(App and web page records)
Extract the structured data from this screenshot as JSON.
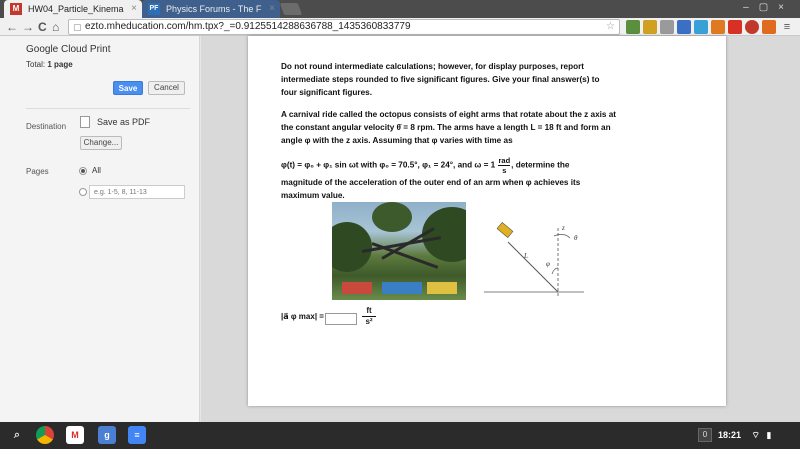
{
  "browser": {
    "tabs": [
      {
        "label": "HW04_Particle_Kinema",
        "favicon": "M"
      },
      {
        "label": "Physics Forums - The F",
        "favicon": "PF"
      }
    ],
    "url": "ezto.mheducation.com/hm.tpx?_=0.9125514288636788_1435360833779",
    "nav": {
      "back": "←",
      "forward": "→",
      "reload": "C",
      "home": "⌂"
    }
  },
  "print": {
    "title": "Google Cloud Print",
    "total_label": "Total:",
    "total_value": "1 page",
    "save_label": "Save",
    "cancel_label": "Cancel",
    "destination_label": "Destination",
    "destination_value": "Save as PDF",
    "change_label": "Change...",
    "pages_label": "Pages",
    "all_label": "All",
    "range_placeholder": "e.g. 1-5, 8, 11-13"
  },
  "problem": {
    "instructions": "Do not round intermediate calculations; however, for display purposes, report intermediate steps rounded to five significant figures. Give your final answer(s) to four significant figures.",
    "statement": "A carnival ride called the octopus consists of eight arms that rotate about the z axis at the constant angular velocity   θ̇ = 8 rpm. The arms have a length   L = 18 ft and form an angle   φ with the  z axis. Assuming that  φ varies with time as",
    "formula": "φ(t) = φ₀ + φ₁ sin ωt  with  φ₀ = 70.5°,  φ₁ = 24°, and  ω = 1",
    "formula_unit_num": "rad",
    "formula_unit_den": "s",
    "formula_tail": ", determine the",
    "statement_end": "magnitude of the acceleration of the outer end of an arm when        φ achieves its maximum value.",
    "answer_label": "|a⃗ φ max| =",
    "answer_unit_num": "ft",
    "answer_unit_den": "s²",
    "diagram_labels": {
      "z": "z",
      "theta": "θ",
      "L": "L",
      "phi": "φ"
    }
  },
  "taskbar": {
    "badge": "0",
    "time": "18:21"
  },
  "colors": {
    "tab_strip": "#4c4c4c",
    "save_button": "#4a8ef0",
    "taskbar": "#2b2b2b"
  }
}
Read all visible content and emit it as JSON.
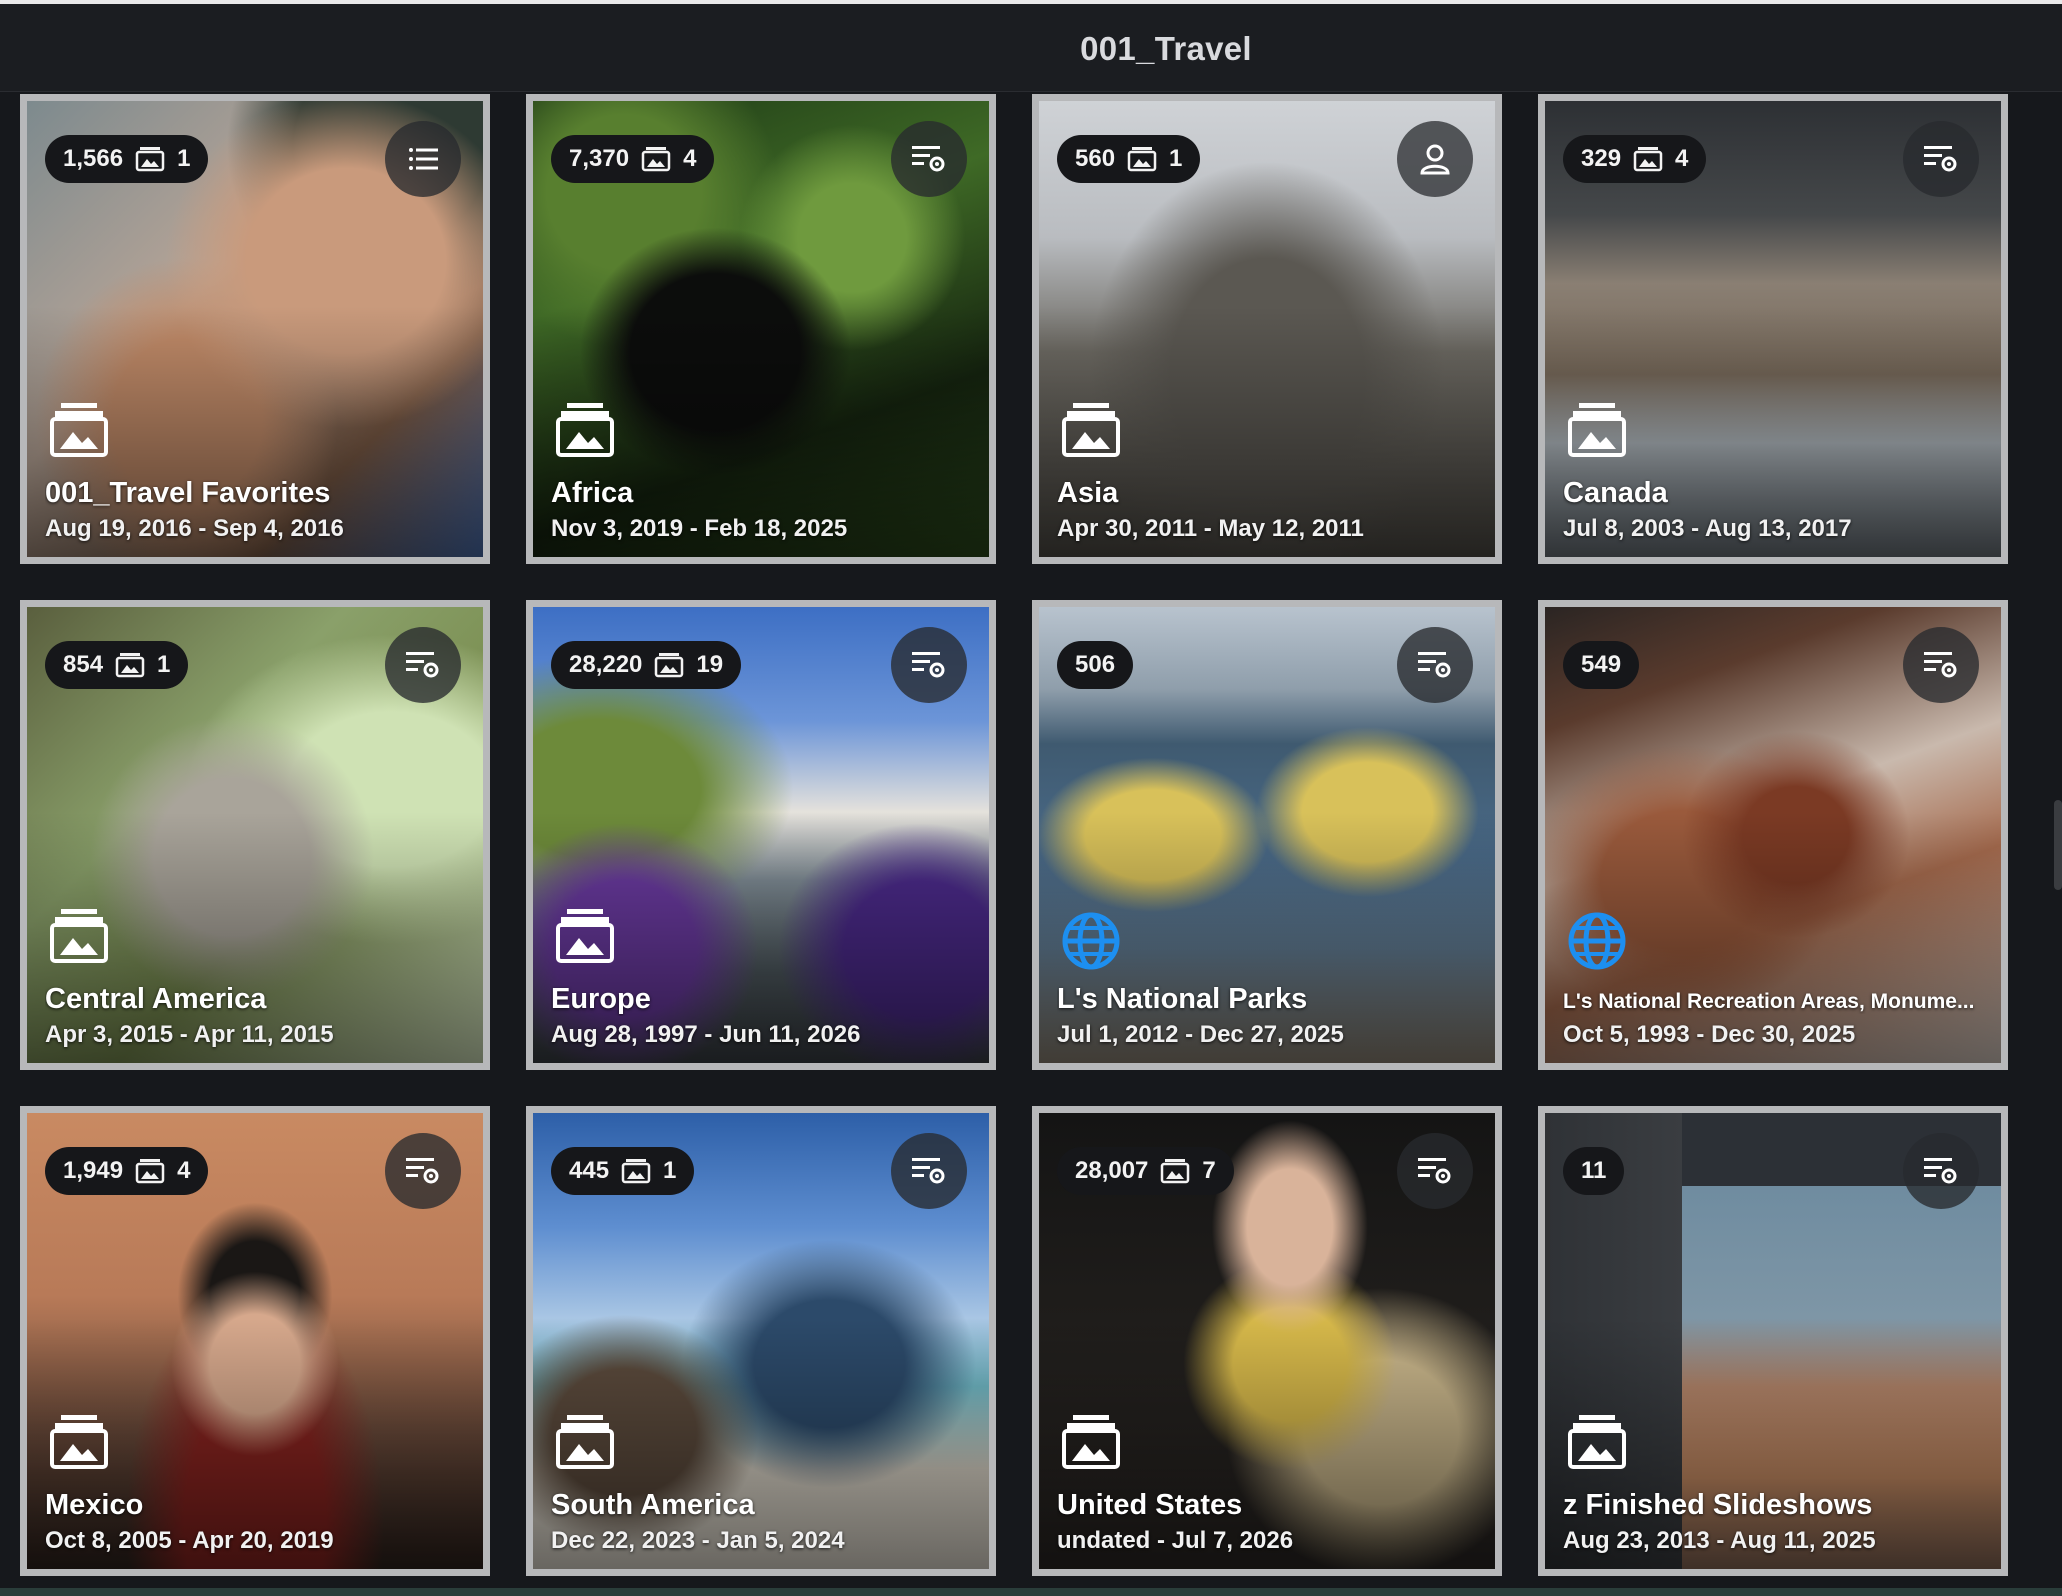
{
  "header": {
    "title": "001_Travel"
  },
  "colors": {
    "background": "#16181c",
    "card_border": "#b7b8ba",
    "globe_blue": "#1d8ff0"
  },
  "albums": [
    {
      "count": "1,566",
      "sub_count": "1",
      "action_icon": "list-icon",
      "type_icon": "album-icon",
      "title": "001_Travel Favorites",
      "dates": "Aug 19, 2016 - Sep 4, 2016"
    },
    {
      "count": "7,370",
      "sub_count": "4",
      "action_icon": "filter-settings-icon",
      "type_icon": "album-icon",
      "title": "Africa",
      "dates": "Nov 3, 2019 - Feb 18, 2025"
    },
    {
      "count": "560",
      "sub_count": "1",
      "action_icon": "person-icon",
      "type_icon": "album-icon",
      "title": "Asia",
      "dates": "Apr 30, 2011 - May 12, 2011"
    },
    {
      "count": "329",
      "sub_count": "4",
      "action_icon": "filter-settings-icon",
      "type_icon": "album-icon",
      "title": "Canada",
      "dates": "Jul 8, 2003 - Aug 13, 2017"
    },
    {
      "count": "854",
      "sub_count": "1",
      "action_icon": "filter-settings-icon",
      "type_icon": "album-icon",
      "title": "Central America",
      "dates": "Apr 3, 2015 - Apr 11, 2015"
    },
    {
      "count": "28,220",
      "sub_count": "19",
      "action_icon": "filter-settings-icon",
      "type_icon": "album-icon",
      "title": "Europe",
      "dates": "Aug 28, 1997 - Jun 11, 2026"
    },
    {
      "count": "506",
      "sub_count": "",
      "action_icon": "filter-settings-icon",
      "type_icon": "globe-icon",
      "title": "L's National Parks",
      "dates": "Jul 1, 2012 - Dec 27, 2025"
    },
    {
      "count": "549",
      "sub_count": "",
      "action_icon": "filter-settings-icon",
      "type_icon": "globe-icon",
      "title": "L's National Recreation Areas, Monume...",
      "dates": "Oct 5, 1993 - Dec 30, 2025"
    },
    {
      "count": "1,949",
      "sub_count": "4",
      "action_icon": "filter-settings-icon",
      "type_icon": "album-icon",
      "title": "Mexico",
      "dates": "Oct 8, 2005 - Apr 20, 2019"
    },
    {
      "count": "445",
      "sub_count": "1",
      "action_icon": "filter-settings-icon",
      "type_icon": "album-icon",
      "title": "South America",
      "dates": "Dec 22, 2023 - Jan 5, 2024"
    },
    {
      "count": "28,007",
      "sub_count": "7",
      "action_icon": "filter-settings-icon",
      "type_icon": "album-icon",
      "title": "United States",
      "dates": "undated - Jul 7, 2026"
    },
    {
      "count": "11",
      "sub_count": "",
      "action_icon": "filter-settings-icon",
      "type_icon": "album-icon",
      "title": "z Finished Slideshows",
      "dates": "Aug 23, 2013 - Aug 11, 2025"
    }
  ]
}
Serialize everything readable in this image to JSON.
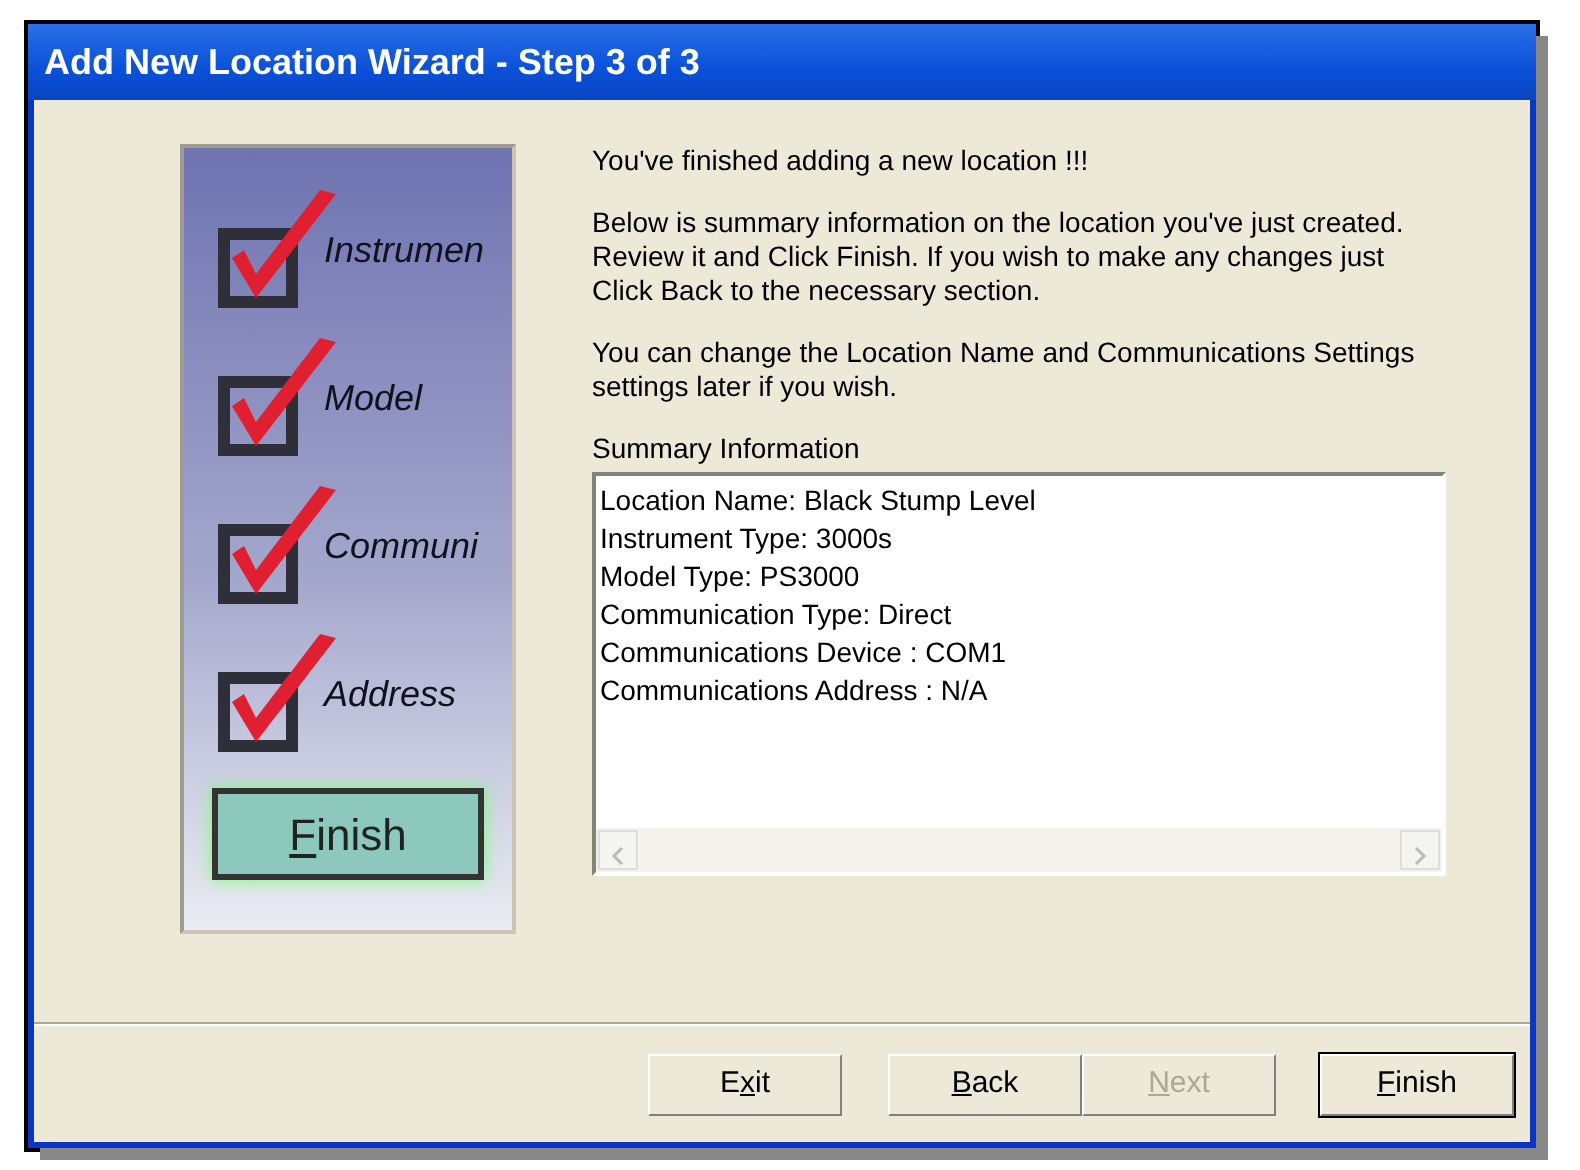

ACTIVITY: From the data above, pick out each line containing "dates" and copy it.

OUTPUT FOR THIS TASK:
      "dates": "Aug 19, 2016 - Sep 4, 2016"
      "dates": "Nov 3, 2019 - Feb 18, 2025"
      "dates": "Apr 30, 2011 - May 12, 2011"
      "dates": "Jul 8, 2003 - Aug 13, 2017"
      "dates": "Apr 3, 2015 - Apr 11, 2015"
      "dates": "Aug 28, 1997 - Jun 11, 2026"
      "dates": "Jul 1, 2012 - Dec 27, 2025"
      "dates": "Oct 5, 1993 - Dec 30, 2025"
      "dates": "Oct 8, 2005 - Apr 20, 2019"
      "dates": "Dec 22, 2023 - Jan 5, 2024"
      "dates": "undated - Jul 7, 2026"
      "dates": "Aug 23, 2013 - Aug 11, 2025"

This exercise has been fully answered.